IMG_8154 copyMorning was relaxed – late breakfast, time to kick back and amuse ourselves. I walked up the hill in front of the hotel to sketch – you’ve seen the result in an earlier post. When both the sketch and I started to bake in early morning sun, I headed for the pool with my travel mates. It was numbingly cold – but refreshing! The hotel staff prepared lunch for us and then we were off by minivan to explore the surrounds. Nemrut Dağ was our ultimate destination – but not until sunset. There was much to see before then, all of which seems to have required travel on heart-stopping mountain…well, roads seems to be an overstatement. After the initial outing, I tried to place myself in the middle of the van for the remainder of the day. The view was just fine from there, without continual awareness of the precipitous drop at each hair-pin curve.

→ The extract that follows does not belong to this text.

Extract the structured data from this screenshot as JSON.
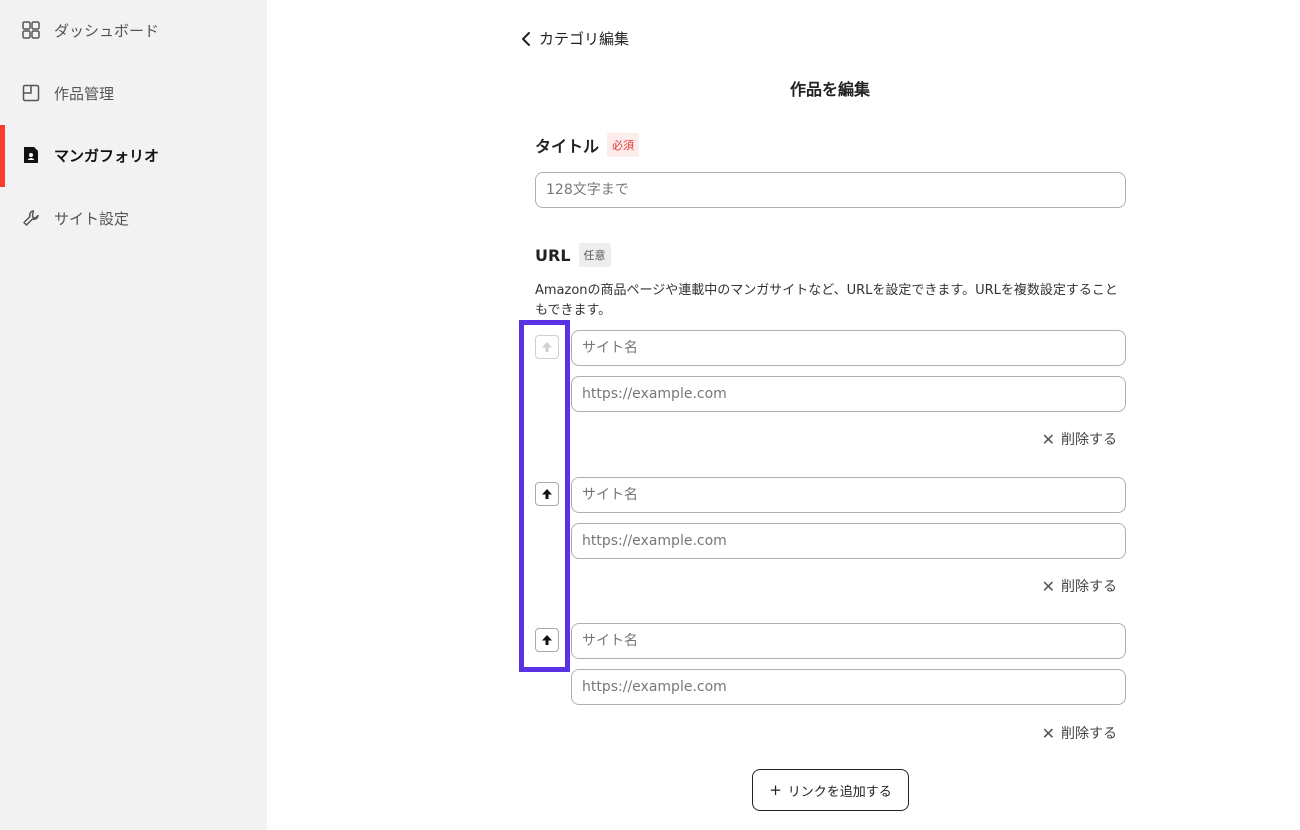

We climbed to the ancient  ruins at Arsameia, walked across a Roman bridge, admired a medieval castle astride a narrow peak and looked out over the Euphrates valley from an ancient tomb at Karakuş. Finally, evening took us to Mount Nemrut and the throngs of people undertaking the long march to the peak where King Antiochus, ruler of Commagene built his monumental tomb in the first century BC. It’s an arduous climb – but if you take your time (I did) you get there. At the peak are two ‘terraces’ – one facing the rising sun, one the setting and thus those being the times most people make the climb. Each terrace holds the remnants of colossal statues – coloured warmly by the vanishing sun. I circulated, photographed, drank in the spectacular view of mountains extending into blue mist like waves lapping at the foot of the mount. Then our group found a perch amongst the crowds to await the last rays. We wound our way down to the van in twilight and homeward along the now-dark and seemingly less treacherous (!) road to our hotel.

Last rays

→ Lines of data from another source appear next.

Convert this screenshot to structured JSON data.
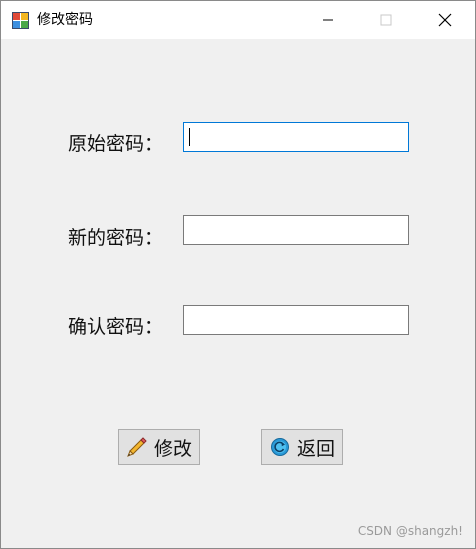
{
  "window": {
    "title": "修改密码",
    "controls": {
      "minimize": "minimize",
      "maximize": "maximize",
      "close": "close"
    }
  },
  "form": {
    "old_password_label": "原始密码：",
    "new_password_label": "新的密码：",
    "confirm_password_label": "确认密码：",
    "old_password_value": "",
    "new_password_value": "",
    "confirm_password_value": ""
  },
  "buttons": {
    "modify_label": "修改",
    "back_label": "返回"
  },
  "icons": {
    "app": "form-app-icon",
    "modify": "pencil-icon",
    "back": "back-arrow-icon"
  },
  "watermark": "CSDN @shangzh!"
}
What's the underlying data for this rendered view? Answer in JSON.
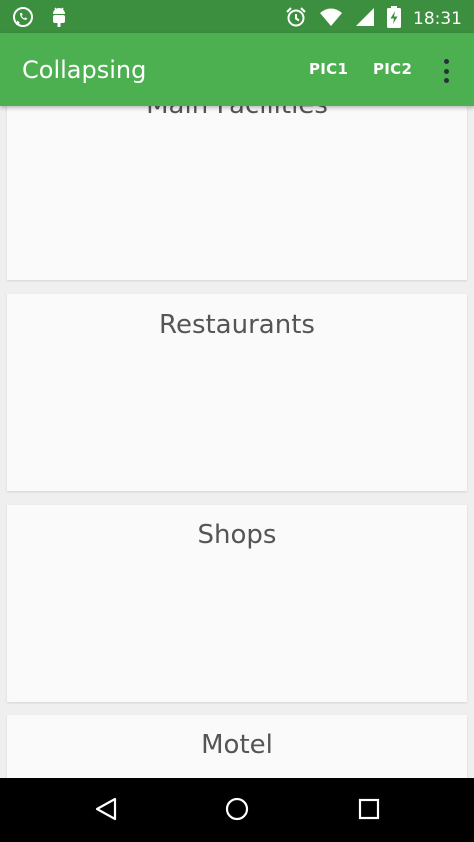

I’ll wrap it there – we’re only half-way through the account, but this is already lengthy, and Halfeti deserves more than a concluding paragraph. Anyway, the morning’s power outrage is done and I have work waiting! Stay tuned for further adventures…